= DIRECTIONS =
Output the full listing exactly as written, with no pictures in it.
[SUPPLIED MATERIAL Boundary: Start]
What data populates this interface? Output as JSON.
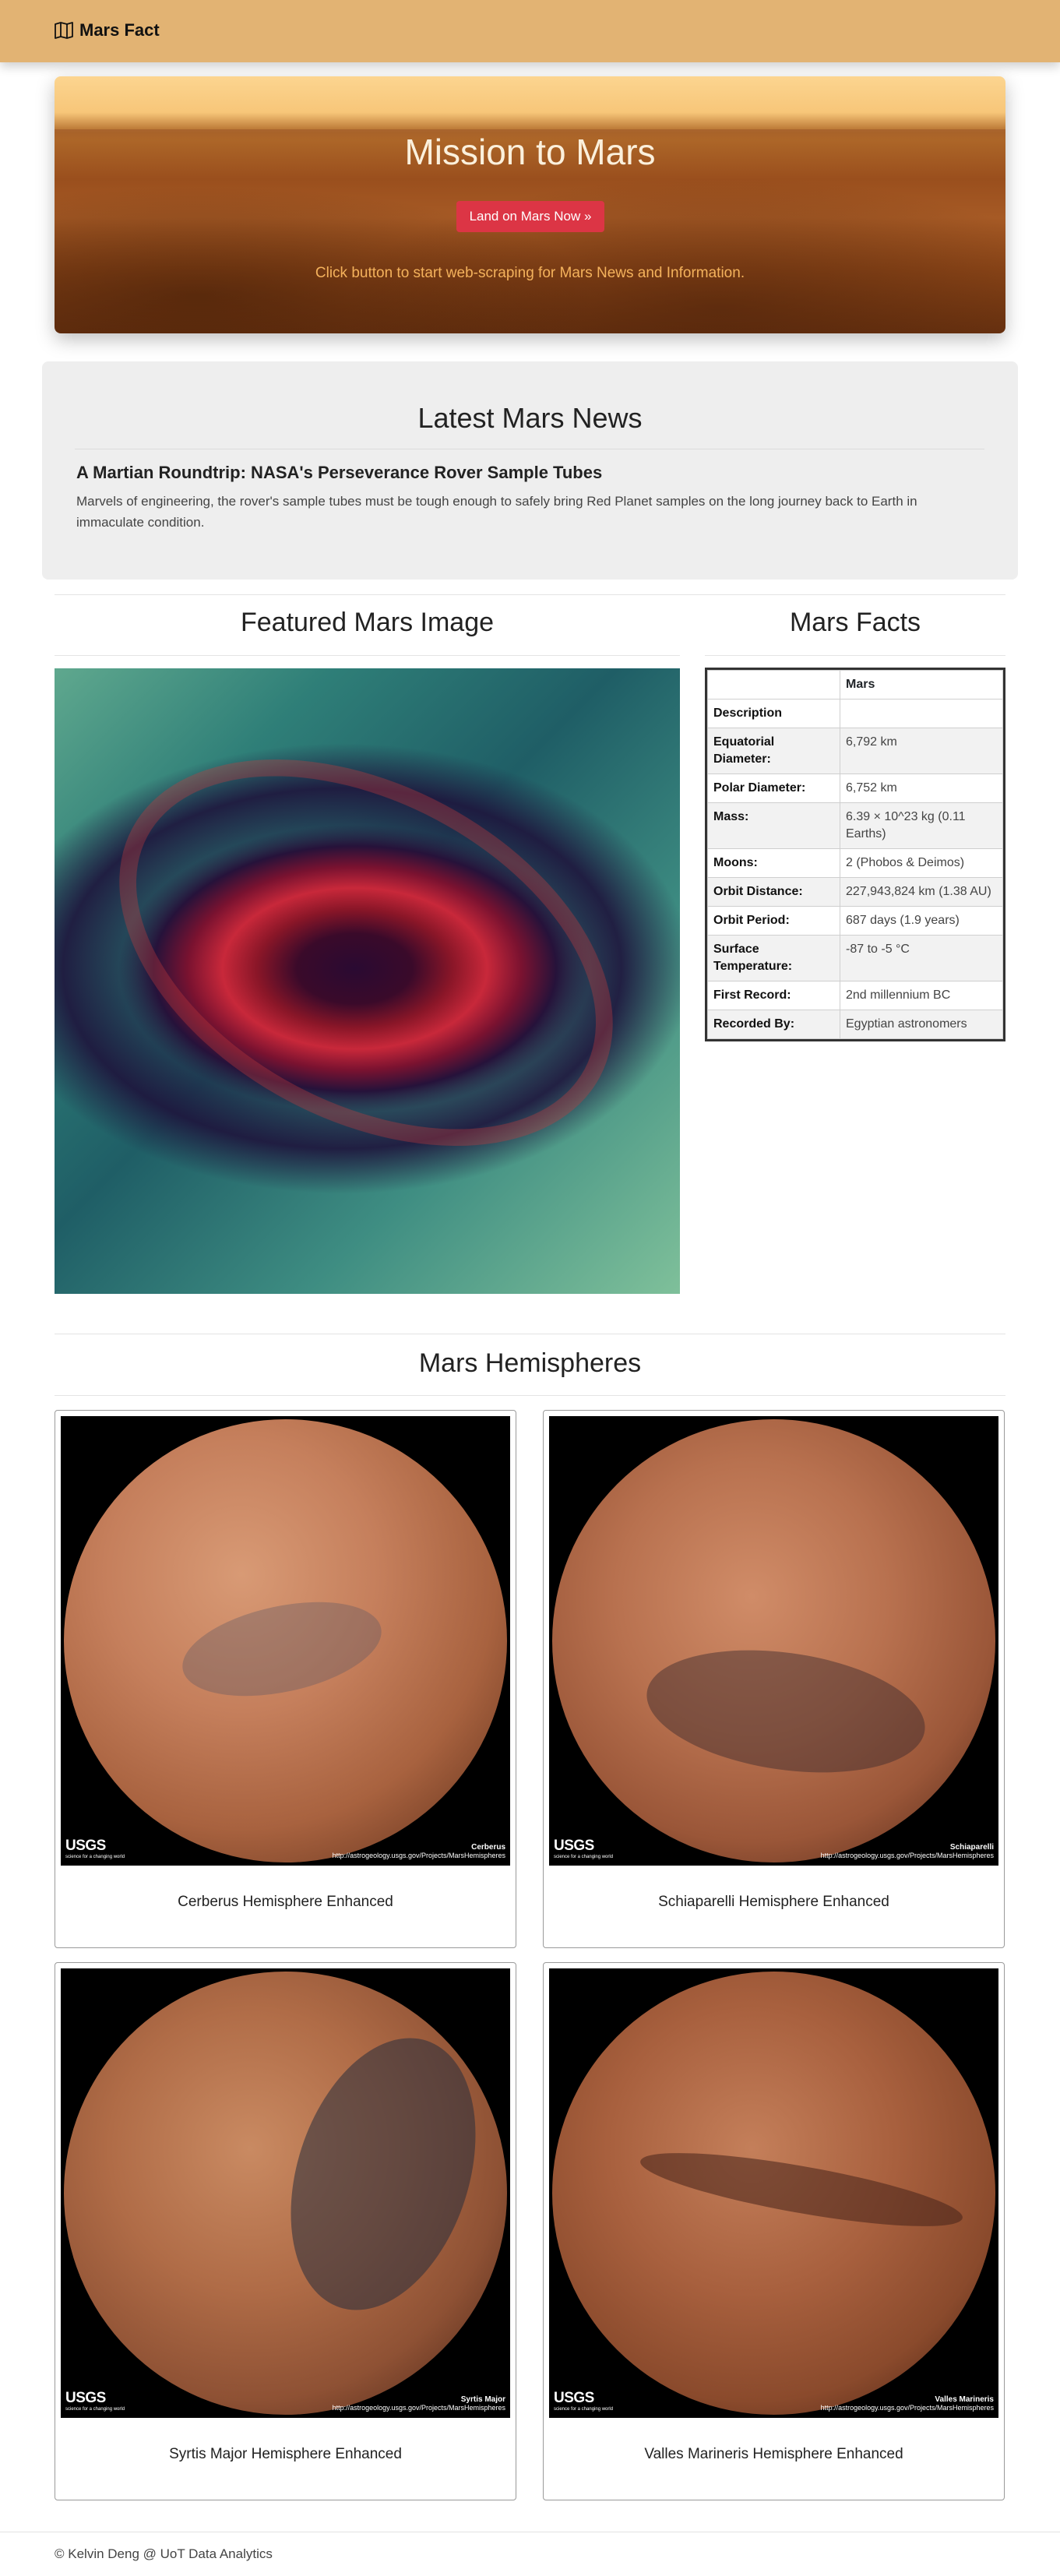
{
  "navbar": {
    "brand": "Mars Fact",
    "brand_icon": "map-icon"
  },
  "hero": {
    "title": "Mission to Mars",
    "button_label": "Land on Mars Now »",
    "subtitle": "Click button to start web-scraping for Mars News and Information."
  },
  "news": {
    "heading": "Latest Mars News",
    "title": "A Martian Roundtrip: NASA's Perseverance Rover Sample Tubes",
    "paragraph": "Marvels of engineering, the rover's sample tubes must be tough enough to safely bring Red Planet samples on the long journey back to Earth in immaculate condition."
  },
  "featured": {
    "heading": "Featured Mars Image"
  },
  "facts": {
    "heading": "Mars Facts",
    "column_header": "Mars",
    "rows": [
      {
        "label": "Description",
        "value": ""
      },
      {
        "label": "Equatorial Diameter:",
        "value": "6,792 km"
      },
      {
        "label": "Polar Diameter:",
        "value": "6,752 km"
      },
      {
        "label": "Mass:",
        "value": "6.39 × 10^23 kg (0.11 Earths)"
      },
      {
        "label": "Moons:",
        "value": "2 (Phobos & Deimos)"
      },
      {
        "label": "Orbit Distance:",
        "value": "227,943,824 km (1.38 AU)"
      },
      {
        "label": "Orbit Period:",
        "value": "687 days (1.9 years)"
      },
      {
        "label": "Surface Temperature:",
        "value": "-87 to -5 °C"
      },
      {
        "label": "First Record:",
        "value": "2nd millennium BC"
      },
      {
        "label": "Recorded By:",
        "value": "Egyptian astronomers"
      }
    ]
  },
  "hemispheres": {
    "heading": "Mars Hemispheres",
    "items": [
      {
        "caption": "Cerberus Hemisphere Enhanced",
        "image_label": "Cerberus"
      },
      {
        "caption": "Schiaparelli Hemisphere Enhanced",
        "image_label": "Schiaparelli"
      },
      {
        "caption": "Syrtis Major Hemisphere Enhanced",
        "image_label": "Syrtis Major"
      },
      {
        "caption": "Valles Marineris Hemisphere Enhanced",
        "image_label": "Valles Marineris"
      }
    ],
    "logo_text": "USGS",
    "logo_tagline": "science for a changing world",
    "credit_url": "http://astrogeology.usgs.gov/Projects/MarsHemispheres"
  },
  "footer": {
    "text": "© Kelvin Deng @ UoT Data Analytics"
  },
  "colors": {
    "navbar": "#e2b373",
    "button": "#dc3545",
    "hero_subtitle": "#f4b25c"
  }
}
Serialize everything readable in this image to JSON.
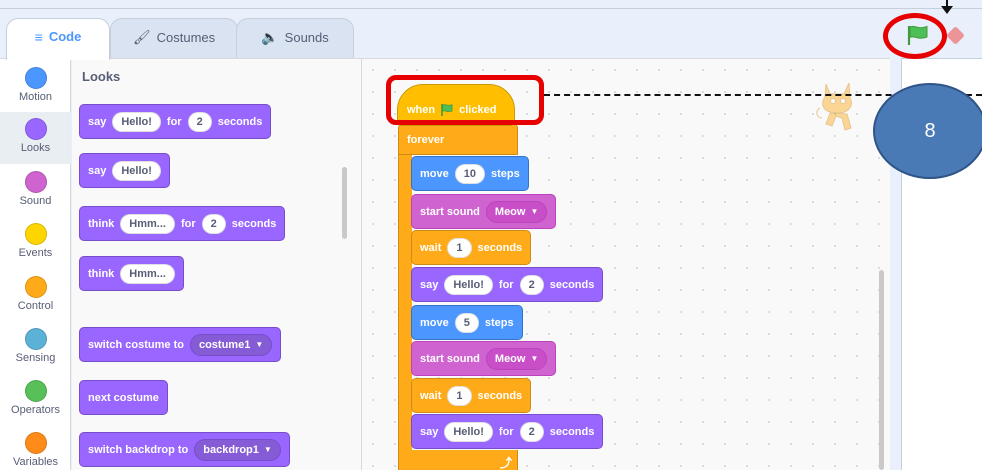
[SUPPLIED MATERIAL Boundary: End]
= TASK OUTPUT =
What data populates this interface? Output as JSON.
{
  "navbar": {
    "brand": "Mars Fact",
    "brand_icon": "map-icon"
  },
  "hero": {
    "title": "Mission to Mars",
    "button_label": "Land on Mars Now »",
    "subtitle": "Click button to start web-scraping for Mars News and Information."
  },
  "news": {
    "heading": "Latest Mars News",
    "title": "A Martian Roundtrip: NASA's Perseverance Rover Sample Tubes",
    "paragraph": "Marvels of engineering, the rover's sample tubes must be tough enough to safely bring Red Planet samples on the long journey back to Earth in immaculate condition."
  },
  "featured": {
    "heading": "Featured Mars Image"
  },
  "facts": {
    "heading": "Mars Facts",
    "column_header": "Mars",
    "rows": [
      {
        "label": "Description",
        "value": ""
      },
      {
        "label": "Equatorial Diameter:",
        "value": "6,792 km"
      },
      {
        "label": "Polar Diameter:",
        "value": "6,752 km"
      },
      {
        "label": "Mass:",
        "value": "6.39 × 10^23 kg (0.11 Earths)"
      },
      {
        "label": "Moons:",
        "value": "2 (Phobos & Deimos)"
      },
      {
        "label": "Orbit Distance:",
        "value": "227,943,824 km (1.38 AU)"
      },
      {
        "label": "Orbit Period:",
        "value": "687 days (1.9 years)"
      },
      {
        "label": "Surface Temperature:",
        "value": "-87 to -5 °C"
      },
      {
        "label": "First Record:",
        "value": "2nd millennium BC"
      },
      {
        "label": "Recorded By:",
        "value": "Egyptian astronomers"
      }
    ]
  },
  "hemispheres": {
    "heading": "Mars Hemispheres",
    "items": [
      {
        "caption": "Cerberus Hemisphere Enhanced",
        "image_label": "Cerberus"
      },
      {
        "caption": "Schiaparelli Hemisphere Enhanced",
        "image_label": "Schiaparelli"
      },
      {
        "caption": "Syrtis Major Hemisphere Enhanced",
        "image_label": "Syrtis Major"
      },
      {
        "caption": "Valles Marineris Hemisphere Enhanced",
        "image_label": "Valles Marineris"
      }
    ],
    "logo_text": "USGS",
    "logo_tagline": "science for a changing world",
    "credit_url": "http://astrogeology.usgs.gov/Projects/MarsHemispheres"
  },
  "footer": {
    "text": "© Kelvin Deng @ UoT Data Analytics"
  },
  "colors": {
    "navbar": "#e2b373",
    "button": "#dc3545",
    "hero_subtitle": "#f4b25c"
  }
}
Serialize everything readable in this image to JSON.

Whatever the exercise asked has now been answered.